> **Required work**:
Go through the data and copy each line where the word "Envío" shows up.

Element data from apps and pages
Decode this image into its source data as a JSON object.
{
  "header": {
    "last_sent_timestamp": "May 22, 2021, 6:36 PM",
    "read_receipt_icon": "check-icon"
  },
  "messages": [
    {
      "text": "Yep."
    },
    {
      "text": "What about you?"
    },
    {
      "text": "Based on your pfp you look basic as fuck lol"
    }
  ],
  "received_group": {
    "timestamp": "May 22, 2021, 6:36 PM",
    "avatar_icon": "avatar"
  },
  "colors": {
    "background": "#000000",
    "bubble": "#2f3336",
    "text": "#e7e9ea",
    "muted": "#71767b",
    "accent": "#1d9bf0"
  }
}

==

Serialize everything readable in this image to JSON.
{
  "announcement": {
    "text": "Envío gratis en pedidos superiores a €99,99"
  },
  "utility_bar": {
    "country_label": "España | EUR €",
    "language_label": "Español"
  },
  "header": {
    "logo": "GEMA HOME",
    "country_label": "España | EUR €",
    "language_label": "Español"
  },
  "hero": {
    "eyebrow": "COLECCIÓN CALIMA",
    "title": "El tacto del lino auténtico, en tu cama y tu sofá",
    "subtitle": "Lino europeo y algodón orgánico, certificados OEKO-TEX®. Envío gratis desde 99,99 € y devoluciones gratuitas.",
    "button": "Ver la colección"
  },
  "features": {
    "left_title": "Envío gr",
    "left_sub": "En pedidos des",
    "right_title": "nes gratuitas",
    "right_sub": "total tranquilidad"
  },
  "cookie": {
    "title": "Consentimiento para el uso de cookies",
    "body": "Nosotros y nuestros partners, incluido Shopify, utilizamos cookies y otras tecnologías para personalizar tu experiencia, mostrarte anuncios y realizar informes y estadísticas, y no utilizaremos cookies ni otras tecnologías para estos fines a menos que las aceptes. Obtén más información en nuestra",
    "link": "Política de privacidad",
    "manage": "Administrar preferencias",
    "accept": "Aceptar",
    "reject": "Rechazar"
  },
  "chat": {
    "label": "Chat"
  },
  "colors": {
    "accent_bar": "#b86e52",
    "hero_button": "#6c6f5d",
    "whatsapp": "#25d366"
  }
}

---

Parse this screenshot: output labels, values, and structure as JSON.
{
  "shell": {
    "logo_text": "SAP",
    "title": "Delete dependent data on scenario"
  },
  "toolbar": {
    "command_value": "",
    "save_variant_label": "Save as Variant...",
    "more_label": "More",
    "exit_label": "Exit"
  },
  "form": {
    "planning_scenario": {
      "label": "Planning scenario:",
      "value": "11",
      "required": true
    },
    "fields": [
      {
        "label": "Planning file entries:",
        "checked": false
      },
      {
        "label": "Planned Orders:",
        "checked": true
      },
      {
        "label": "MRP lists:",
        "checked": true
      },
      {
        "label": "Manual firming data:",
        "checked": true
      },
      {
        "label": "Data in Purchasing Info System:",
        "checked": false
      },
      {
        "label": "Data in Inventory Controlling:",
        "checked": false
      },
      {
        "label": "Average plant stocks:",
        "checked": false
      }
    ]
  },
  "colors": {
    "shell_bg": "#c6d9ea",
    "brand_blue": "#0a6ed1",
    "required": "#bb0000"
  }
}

> **Response**:
    "text": "Envío gratis en pedidos superiores a €99,99"
    "subtitle": "Lino europeo y algodón orgánico, certificados OEKO-TEX®. Envío gratis desde 99,99 € y devoluciones gratuitas.",
    "left_title": "Envío gr",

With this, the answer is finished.